By Gil Hanke
For many of us in the UMC, this has been a challenging season. The run up to the Called Session and a flurry of meetings about meetings has taken a toll on me personally. I’m not proud of that, but you may be surprised by what brought me back to a proper focus . . . it was a song.
In a sermon a few weeks ago, our pastor read a Scripture that used the word “winsome”. He noted that we don’t use that word very often. That led me to remember a song written by Michael Blanchard, and made famous by the groups, Glad and Acapella: “Be Ye Glad.”
That song contains the word “winsome” in the final verse.
Although the title, “Be Ye Glad” might lead you to think its theme is, “Everything is good, so be happy and glad,” that is not the case. It begins, “In these days of confused situations, in this night of a restless remorse . . .” Which may describe your feelings recently; it hits close to home for me. But the song goes on to announce, “From the grave of the innocent Adam, comes a song bringing joy to the sad, oh your cry has been heard and the ransom has been paid up in full, be ye glad.”
The Common English Bible translates one of the Beatitudes as “Happy are people who grieve, because they will be made glad” (Matthew 5:4).
The song reminds us that we can be glad in spite of our circumstances because: “Every debt that we have ever had, has been paid up in full by the grace of the Lord.” So, we have reason (even in difficult situations) to be glad in the Lord.
And what of the word that started this?
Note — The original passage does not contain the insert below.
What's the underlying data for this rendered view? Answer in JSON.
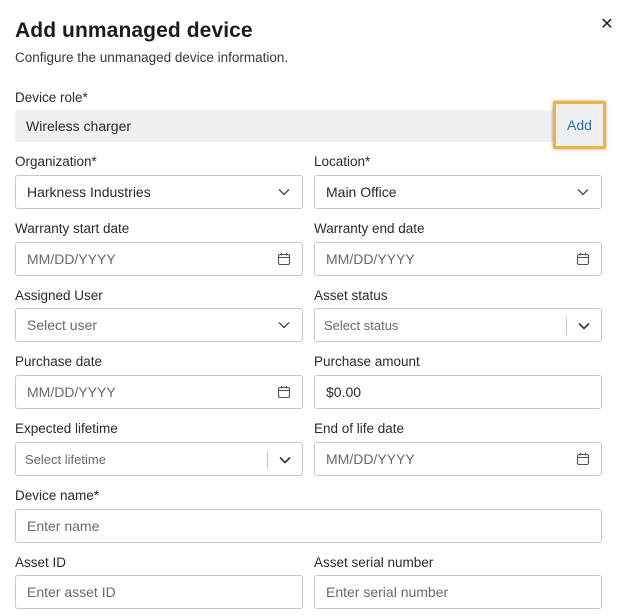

The word “winsome” may be found in an “amplified” version of Philippians 4:8: “Whatever is true, whatever is worthy of reverence and is honorable and is seemly, whatever is just, whatever is pure, whatever is lovely and lovable, whatever is kind and winsome and gracious, fix your mind on them.”
Gil Hanke, chief executive officer
General Commission on UM Men